(Stored records)
──────
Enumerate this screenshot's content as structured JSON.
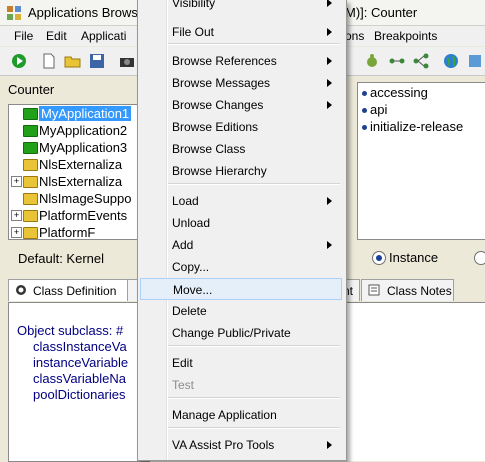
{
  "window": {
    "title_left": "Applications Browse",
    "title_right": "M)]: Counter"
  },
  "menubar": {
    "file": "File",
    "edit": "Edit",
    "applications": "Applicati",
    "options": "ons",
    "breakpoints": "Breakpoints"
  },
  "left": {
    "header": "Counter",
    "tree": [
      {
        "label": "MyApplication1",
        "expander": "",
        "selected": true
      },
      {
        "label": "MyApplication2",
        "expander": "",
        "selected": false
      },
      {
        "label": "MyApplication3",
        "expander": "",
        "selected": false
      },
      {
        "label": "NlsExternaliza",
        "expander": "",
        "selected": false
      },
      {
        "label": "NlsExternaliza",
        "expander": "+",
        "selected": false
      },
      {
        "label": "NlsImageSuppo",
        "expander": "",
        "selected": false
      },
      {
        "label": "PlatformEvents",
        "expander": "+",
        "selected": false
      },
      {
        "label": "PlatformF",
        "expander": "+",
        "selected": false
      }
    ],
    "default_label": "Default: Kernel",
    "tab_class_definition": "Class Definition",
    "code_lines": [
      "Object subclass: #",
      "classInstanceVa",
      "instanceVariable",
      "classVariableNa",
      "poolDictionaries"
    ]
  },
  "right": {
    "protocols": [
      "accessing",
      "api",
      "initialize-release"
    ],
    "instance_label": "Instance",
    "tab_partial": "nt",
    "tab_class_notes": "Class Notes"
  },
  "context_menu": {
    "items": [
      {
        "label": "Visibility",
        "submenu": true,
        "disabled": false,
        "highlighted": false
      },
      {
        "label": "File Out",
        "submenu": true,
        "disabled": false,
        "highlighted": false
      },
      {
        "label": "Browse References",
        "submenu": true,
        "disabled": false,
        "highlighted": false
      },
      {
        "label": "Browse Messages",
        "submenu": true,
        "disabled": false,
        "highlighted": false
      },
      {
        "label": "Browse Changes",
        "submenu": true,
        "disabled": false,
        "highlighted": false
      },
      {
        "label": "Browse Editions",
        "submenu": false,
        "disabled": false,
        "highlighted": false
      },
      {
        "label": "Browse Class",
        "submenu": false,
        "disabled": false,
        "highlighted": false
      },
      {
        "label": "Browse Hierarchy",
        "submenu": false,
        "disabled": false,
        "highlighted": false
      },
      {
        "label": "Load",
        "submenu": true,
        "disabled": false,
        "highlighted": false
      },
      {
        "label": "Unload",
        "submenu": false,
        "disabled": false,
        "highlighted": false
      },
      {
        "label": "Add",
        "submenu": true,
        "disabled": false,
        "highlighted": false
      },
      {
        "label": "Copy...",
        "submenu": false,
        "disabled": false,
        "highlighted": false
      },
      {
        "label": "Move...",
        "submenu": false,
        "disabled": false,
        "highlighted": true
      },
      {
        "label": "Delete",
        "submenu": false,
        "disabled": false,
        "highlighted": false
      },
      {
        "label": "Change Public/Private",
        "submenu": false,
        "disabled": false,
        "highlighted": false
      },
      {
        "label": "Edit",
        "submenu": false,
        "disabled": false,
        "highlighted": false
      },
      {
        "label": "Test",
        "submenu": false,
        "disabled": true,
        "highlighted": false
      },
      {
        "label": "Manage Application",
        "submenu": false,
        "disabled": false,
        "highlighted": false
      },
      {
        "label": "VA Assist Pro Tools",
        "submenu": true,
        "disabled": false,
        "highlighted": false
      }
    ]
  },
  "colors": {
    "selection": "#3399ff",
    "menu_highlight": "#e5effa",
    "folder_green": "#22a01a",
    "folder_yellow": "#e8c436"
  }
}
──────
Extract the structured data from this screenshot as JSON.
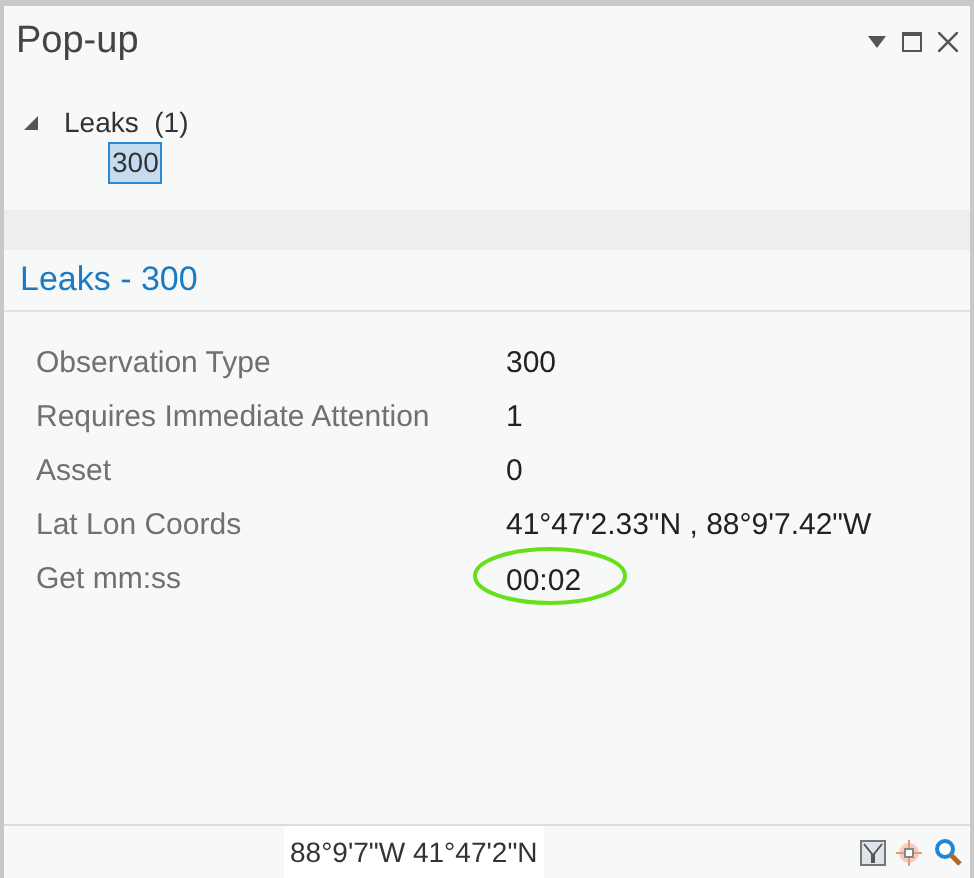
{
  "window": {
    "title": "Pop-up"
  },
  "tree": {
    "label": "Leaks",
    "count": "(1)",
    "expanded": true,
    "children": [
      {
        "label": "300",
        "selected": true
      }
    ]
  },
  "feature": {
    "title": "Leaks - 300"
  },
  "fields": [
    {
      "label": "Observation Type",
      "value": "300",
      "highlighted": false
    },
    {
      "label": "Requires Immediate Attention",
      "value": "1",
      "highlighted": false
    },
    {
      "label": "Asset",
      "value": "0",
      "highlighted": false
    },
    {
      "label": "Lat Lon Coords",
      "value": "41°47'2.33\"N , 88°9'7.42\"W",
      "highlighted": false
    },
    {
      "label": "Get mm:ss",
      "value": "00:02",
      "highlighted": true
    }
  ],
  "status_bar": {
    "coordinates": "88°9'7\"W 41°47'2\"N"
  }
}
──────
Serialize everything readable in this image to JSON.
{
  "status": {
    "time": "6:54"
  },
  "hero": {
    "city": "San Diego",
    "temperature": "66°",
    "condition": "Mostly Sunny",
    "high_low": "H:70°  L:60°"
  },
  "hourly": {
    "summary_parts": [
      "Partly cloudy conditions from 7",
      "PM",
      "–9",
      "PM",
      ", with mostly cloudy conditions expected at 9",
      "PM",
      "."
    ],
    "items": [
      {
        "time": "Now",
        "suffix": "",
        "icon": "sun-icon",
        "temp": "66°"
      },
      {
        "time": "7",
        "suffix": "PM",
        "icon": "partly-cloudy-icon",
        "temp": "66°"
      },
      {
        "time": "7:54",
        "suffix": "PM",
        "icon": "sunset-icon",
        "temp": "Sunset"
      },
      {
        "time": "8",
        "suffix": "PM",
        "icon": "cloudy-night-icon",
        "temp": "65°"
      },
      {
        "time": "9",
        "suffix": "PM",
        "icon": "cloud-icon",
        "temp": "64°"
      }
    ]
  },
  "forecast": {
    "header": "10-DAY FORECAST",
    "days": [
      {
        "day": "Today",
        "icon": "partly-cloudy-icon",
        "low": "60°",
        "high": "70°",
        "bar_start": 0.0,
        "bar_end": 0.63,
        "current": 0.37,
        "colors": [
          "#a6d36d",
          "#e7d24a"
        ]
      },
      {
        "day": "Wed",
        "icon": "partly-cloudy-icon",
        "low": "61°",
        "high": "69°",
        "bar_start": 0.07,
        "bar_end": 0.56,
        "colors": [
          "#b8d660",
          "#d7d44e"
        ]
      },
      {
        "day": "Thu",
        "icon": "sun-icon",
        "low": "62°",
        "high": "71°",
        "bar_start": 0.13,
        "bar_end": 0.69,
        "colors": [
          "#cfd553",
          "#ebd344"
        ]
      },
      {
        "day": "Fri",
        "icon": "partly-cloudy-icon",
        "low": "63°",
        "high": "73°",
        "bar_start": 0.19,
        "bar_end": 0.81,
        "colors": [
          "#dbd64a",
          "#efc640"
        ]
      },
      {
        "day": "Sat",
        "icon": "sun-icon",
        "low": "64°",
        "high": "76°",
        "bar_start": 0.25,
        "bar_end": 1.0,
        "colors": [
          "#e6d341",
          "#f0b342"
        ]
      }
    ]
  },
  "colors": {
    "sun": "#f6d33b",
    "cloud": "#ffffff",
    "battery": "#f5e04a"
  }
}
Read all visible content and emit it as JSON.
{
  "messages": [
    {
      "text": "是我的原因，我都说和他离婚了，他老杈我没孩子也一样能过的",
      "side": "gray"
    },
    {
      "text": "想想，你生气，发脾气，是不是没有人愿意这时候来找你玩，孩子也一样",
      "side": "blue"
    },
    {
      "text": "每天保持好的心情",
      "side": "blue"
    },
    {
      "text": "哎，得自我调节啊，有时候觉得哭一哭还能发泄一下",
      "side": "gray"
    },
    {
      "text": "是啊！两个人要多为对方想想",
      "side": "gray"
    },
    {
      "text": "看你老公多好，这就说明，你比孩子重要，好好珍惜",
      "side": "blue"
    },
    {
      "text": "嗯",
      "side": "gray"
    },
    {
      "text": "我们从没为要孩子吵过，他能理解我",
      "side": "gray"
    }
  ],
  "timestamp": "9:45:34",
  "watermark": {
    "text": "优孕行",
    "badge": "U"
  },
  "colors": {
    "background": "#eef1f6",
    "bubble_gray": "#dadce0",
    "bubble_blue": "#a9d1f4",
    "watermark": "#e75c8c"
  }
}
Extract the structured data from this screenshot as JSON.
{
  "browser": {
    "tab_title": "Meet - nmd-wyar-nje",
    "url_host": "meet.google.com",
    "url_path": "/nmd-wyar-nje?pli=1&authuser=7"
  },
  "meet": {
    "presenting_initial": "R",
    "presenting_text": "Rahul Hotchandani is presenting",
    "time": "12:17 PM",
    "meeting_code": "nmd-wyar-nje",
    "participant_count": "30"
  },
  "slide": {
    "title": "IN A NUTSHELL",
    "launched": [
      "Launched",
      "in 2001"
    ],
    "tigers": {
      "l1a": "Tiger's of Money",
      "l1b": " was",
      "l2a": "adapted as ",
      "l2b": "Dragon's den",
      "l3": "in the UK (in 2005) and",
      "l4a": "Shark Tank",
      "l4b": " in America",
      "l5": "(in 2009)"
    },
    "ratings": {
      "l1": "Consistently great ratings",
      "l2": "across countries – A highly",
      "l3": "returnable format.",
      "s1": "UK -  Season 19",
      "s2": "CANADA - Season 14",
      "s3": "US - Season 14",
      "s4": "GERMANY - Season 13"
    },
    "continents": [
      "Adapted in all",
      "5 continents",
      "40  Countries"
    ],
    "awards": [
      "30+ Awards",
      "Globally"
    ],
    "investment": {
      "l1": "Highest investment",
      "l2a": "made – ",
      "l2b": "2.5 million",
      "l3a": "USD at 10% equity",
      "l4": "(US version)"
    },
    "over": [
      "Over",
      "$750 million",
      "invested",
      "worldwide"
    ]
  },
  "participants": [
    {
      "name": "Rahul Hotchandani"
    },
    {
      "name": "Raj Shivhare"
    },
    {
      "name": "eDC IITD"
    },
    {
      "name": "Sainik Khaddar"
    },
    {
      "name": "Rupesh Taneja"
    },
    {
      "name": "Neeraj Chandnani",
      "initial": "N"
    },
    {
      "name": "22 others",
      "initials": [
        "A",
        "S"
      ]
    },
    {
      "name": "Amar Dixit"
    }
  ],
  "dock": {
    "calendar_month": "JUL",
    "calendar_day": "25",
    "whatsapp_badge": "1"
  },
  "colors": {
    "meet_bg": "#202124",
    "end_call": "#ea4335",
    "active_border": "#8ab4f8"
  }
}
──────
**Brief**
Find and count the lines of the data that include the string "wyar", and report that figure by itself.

**Response**
3